Website and app data records
● ● ● ● ●
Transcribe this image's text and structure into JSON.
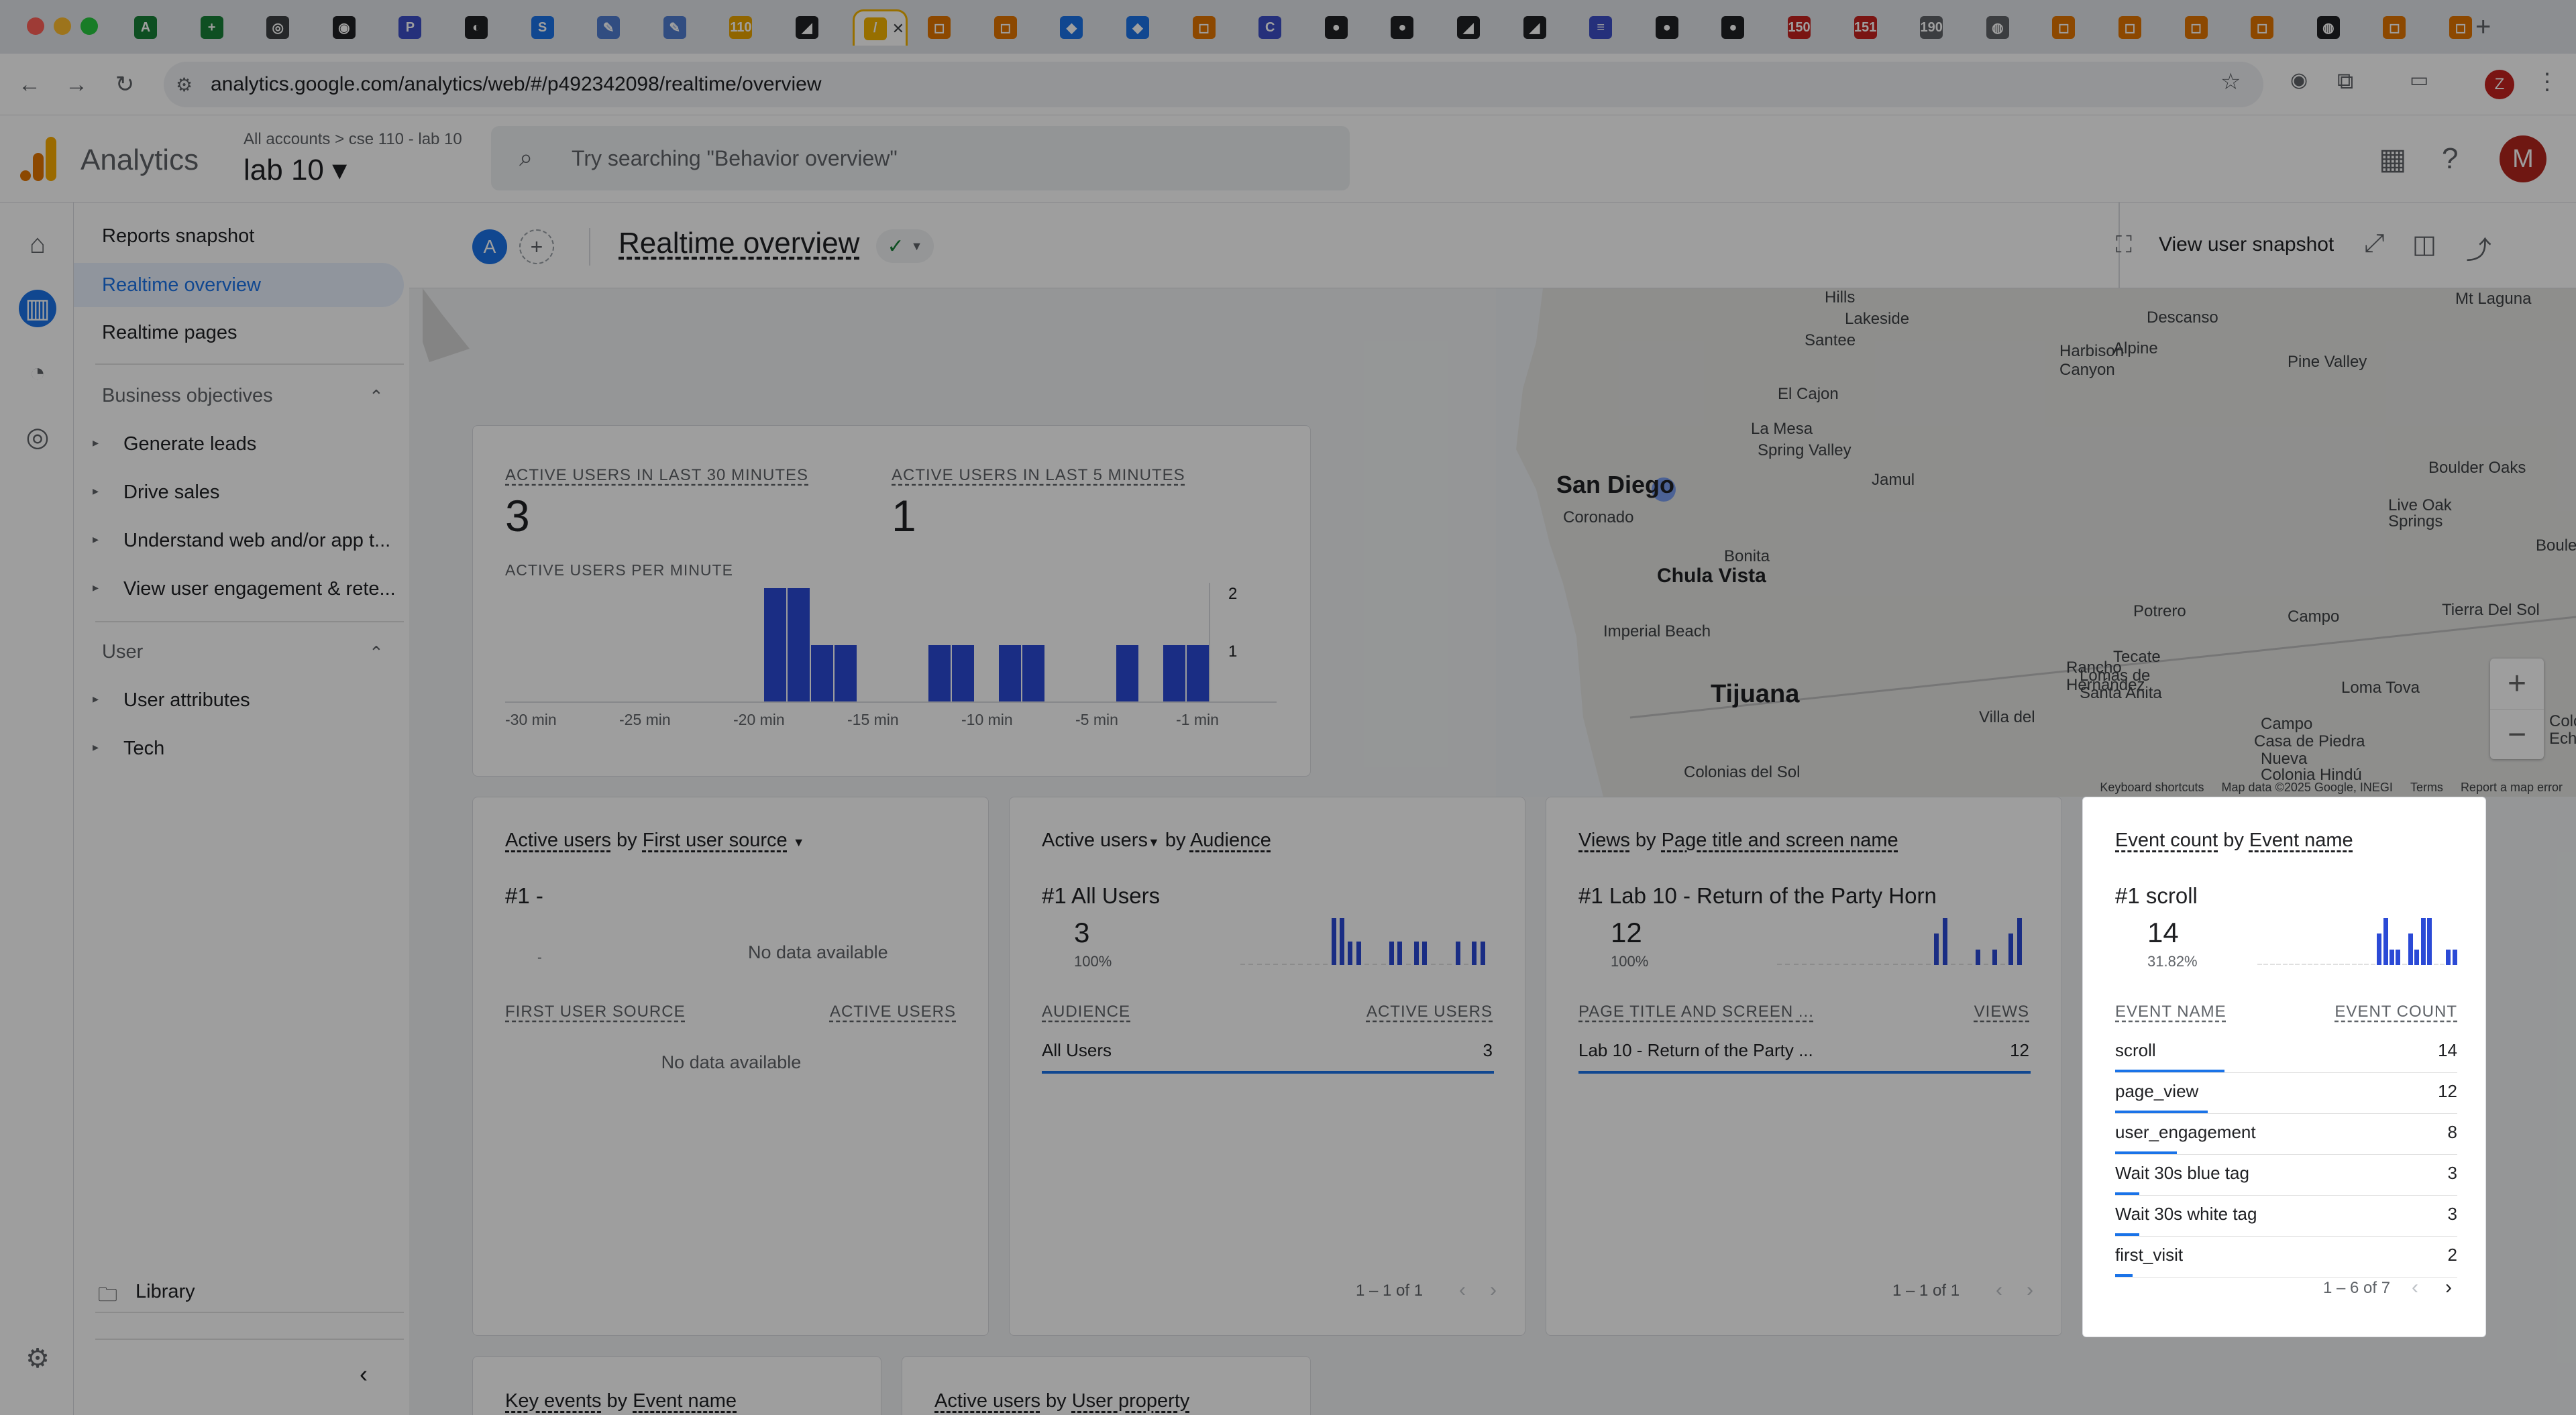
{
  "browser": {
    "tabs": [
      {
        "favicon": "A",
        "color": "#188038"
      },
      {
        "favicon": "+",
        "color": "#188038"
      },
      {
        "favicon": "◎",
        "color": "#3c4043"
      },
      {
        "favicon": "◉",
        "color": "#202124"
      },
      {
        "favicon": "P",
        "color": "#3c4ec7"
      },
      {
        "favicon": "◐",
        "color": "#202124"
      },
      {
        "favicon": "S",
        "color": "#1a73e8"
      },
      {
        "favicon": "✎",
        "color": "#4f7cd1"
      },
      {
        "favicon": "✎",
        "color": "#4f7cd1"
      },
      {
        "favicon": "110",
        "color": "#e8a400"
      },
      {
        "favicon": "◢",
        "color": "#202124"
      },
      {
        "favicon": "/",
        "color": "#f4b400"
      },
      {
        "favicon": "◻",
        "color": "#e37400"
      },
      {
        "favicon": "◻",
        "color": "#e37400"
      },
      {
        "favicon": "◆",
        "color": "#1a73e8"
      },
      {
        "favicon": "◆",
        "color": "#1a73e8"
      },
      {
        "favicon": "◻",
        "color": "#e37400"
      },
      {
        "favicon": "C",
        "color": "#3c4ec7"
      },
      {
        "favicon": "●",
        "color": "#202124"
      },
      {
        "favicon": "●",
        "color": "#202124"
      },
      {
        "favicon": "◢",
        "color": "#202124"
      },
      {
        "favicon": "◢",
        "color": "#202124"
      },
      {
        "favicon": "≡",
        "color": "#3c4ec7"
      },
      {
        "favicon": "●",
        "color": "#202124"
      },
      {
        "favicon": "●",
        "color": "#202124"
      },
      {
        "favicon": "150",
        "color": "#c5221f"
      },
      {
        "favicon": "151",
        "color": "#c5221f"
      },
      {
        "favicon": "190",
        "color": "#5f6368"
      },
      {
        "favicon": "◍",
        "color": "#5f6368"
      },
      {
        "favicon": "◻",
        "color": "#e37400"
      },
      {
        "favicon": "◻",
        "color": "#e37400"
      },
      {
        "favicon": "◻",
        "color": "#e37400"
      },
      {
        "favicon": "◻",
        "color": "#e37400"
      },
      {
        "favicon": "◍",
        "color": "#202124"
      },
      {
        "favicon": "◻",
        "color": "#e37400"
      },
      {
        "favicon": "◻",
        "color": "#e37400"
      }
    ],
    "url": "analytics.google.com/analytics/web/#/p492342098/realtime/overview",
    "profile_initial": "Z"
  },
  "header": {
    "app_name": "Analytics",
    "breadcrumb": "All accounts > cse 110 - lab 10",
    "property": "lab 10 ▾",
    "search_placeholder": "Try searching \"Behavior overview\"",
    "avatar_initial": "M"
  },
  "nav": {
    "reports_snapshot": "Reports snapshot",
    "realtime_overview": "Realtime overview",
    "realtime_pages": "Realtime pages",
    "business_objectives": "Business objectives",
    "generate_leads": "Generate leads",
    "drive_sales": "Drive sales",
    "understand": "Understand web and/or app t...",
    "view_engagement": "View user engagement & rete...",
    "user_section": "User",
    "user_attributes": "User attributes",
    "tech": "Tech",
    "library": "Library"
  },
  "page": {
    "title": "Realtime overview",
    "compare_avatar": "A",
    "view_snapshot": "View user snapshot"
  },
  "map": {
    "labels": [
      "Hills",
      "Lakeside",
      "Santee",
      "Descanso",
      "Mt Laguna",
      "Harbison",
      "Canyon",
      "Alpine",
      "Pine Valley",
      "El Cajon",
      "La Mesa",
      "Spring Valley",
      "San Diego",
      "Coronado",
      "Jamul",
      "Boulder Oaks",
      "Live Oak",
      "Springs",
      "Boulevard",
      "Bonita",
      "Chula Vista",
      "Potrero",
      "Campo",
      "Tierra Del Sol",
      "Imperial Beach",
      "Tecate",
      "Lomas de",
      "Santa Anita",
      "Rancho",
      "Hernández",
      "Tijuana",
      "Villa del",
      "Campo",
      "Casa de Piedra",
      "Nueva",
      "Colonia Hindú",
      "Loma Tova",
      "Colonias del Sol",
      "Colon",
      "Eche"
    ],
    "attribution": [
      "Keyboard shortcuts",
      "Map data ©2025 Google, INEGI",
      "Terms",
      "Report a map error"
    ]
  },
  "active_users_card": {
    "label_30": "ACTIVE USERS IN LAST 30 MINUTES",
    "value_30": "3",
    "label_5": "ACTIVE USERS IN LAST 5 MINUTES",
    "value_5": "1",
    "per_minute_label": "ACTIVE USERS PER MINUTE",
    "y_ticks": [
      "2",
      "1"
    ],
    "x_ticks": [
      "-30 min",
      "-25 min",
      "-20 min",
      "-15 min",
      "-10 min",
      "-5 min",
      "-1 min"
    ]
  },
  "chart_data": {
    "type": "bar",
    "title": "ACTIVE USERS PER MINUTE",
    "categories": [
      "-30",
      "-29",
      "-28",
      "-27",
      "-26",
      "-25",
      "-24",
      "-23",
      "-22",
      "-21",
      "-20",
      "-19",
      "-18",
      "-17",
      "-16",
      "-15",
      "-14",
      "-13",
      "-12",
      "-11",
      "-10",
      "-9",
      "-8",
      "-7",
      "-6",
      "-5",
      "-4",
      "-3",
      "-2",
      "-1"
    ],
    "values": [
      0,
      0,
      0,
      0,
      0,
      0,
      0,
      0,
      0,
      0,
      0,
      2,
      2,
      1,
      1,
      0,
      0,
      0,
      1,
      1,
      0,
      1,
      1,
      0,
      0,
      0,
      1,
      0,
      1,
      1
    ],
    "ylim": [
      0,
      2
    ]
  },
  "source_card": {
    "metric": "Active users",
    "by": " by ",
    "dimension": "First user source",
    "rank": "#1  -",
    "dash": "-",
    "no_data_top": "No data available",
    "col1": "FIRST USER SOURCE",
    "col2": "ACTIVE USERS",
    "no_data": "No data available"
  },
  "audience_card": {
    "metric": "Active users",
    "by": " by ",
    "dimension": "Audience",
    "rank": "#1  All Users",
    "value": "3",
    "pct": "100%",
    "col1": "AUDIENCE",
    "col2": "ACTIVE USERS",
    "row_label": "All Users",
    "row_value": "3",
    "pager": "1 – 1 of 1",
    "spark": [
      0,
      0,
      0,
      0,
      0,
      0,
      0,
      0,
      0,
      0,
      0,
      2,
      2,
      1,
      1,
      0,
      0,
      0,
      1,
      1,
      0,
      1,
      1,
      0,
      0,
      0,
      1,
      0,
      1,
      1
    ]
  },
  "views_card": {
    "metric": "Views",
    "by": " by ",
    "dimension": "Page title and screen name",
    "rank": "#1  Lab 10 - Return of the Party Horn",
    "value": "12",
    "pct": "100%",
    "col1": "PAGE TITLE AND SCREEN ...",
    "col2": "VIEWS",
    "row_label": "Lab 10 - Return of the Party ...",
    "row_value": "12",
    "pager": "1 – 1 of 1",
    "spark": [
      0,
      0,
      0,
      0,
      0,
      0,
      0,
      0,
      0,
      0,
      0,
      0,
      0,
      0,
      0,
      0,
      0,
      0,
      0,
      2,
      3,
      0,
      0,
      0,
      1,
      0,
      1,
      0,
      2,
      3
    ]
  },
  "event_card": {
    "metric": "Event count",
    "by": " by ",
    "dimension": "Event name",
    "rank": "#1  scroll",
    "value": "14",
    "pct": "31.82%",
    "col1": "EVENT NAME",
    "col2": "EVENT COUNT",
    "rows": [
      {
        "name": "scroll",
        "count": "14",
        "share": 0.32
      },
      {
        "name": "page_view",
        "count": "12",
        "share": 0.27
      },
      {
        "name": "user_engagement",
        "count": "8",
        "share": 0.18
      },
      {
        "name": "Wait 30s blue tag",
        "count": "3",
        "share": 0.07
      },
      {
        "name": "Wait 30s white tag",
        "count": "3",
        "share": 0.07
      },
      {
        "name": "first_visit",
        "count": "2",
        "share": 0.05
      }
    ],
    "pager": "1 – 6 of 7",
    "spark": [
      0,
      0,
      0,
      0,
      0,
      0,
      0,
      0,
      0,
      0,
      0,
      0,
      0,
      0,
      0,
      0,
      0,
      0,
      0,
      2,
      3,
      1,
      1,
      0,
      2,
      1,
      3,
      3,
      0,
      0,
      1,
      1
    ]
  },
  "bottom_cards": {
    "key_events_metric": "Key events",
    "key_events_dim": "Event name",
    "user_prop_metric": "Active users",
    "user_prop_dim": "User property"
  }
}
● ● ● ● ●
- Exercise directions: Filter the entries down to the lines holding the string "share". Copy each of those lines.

- The completed task:
        "share": 0.32
        "share": 0.27
        "share": 0.18
        "share": 0.07
        "share": 0.07
        "share": 0.05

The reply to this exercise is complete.